is a Research Professor at the Georgetown University McCourt School of Public Policy’s Center for Children and Families.
Edwin Park is a Research Professor at the Georgetown University McCourt School of Public Policy. His work primarily focuses on Medicaid, the Children’s Health Insurance Program (CHIP) and the Affordable Care Act and he is considered one of the nation’s leading health policy experts on issues related to Medicaid and CHIP financing and the Affordable Care Act’s coverage expansions, among others. He also analyzes tax policies related to health care and policies related to drug pricing and private insurance markets.
He has testified before Congress and the California state legislature, been interviewed by media outlets such as National Public Radio and CNBC, and has been cited in numerous print publications including The New York Times, The Washington Post, The Wall Street Journal, the Los Angeles Times, the San Francisco Chronicle and the Chicago Tribune and in digital media such as Politico, Vox, HuffPost and Kaiser Health News.
Previously, he worked for 17 years at the Center on Budget and Policy Priorities, a non-partisan, non-profit research and policy organization based in Washington D.C. that focuses on fiscal policy and policies affecting low- and moderate-income individuals and families at both the federal and state levels. Most recently, he was Vice President for Health Policy, co-directing the Center’s 15-person health policy team.
He also served as the health policy advisor for the National Economic Council at the White House during the Clinton Administration and as a Medicaid professional staff member for the U.S. Senate Finance Committee, as part of the minority staff of then-Ranking Member Senator Daniel Patrick Moynihan. He also was an attorney in private practice, as part of the Health Practice Group at Hogan & Hartson (now Hogan Lovells).
He also recently served on the Biden-Harris Presidential Transition Agency Review Team for the U.S. Department of Health and Human Services. He is a member of the National Academy of Social Insurance.

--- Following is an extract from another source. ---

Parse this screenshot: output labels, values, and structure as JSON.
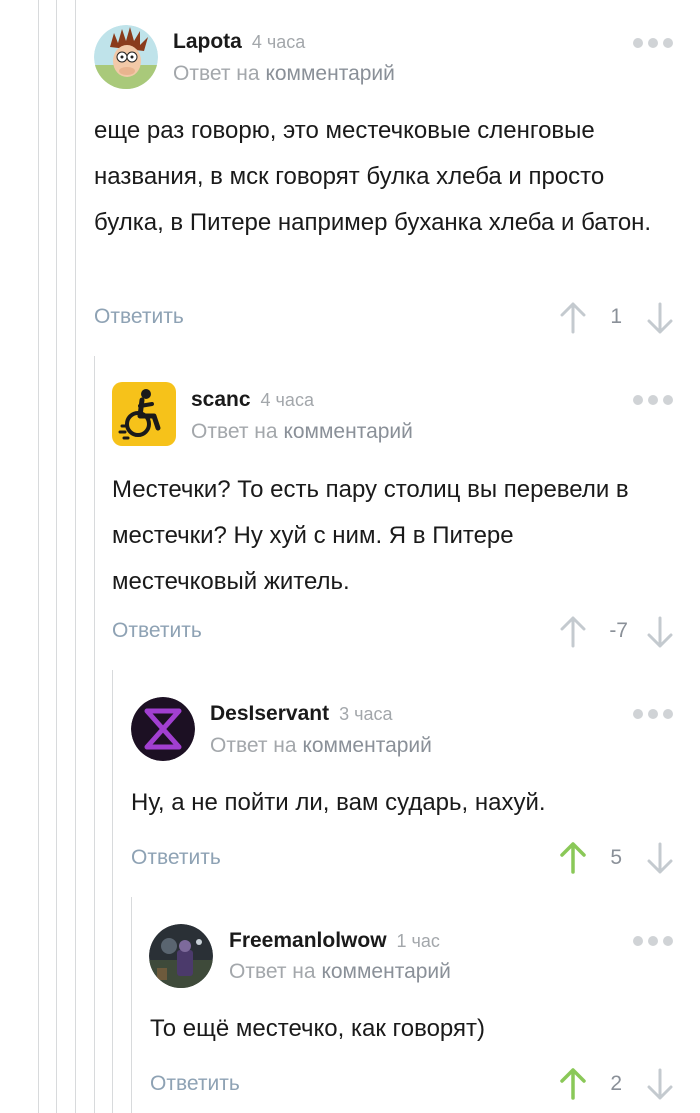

He has a J.D., magna cum laude, from Harvard Law School, where he was an editor of the Harvard Law Review. He also has an A.B. in Public and International Affairs, summa cum laude and Phi Beta Kappa, from Princeton University.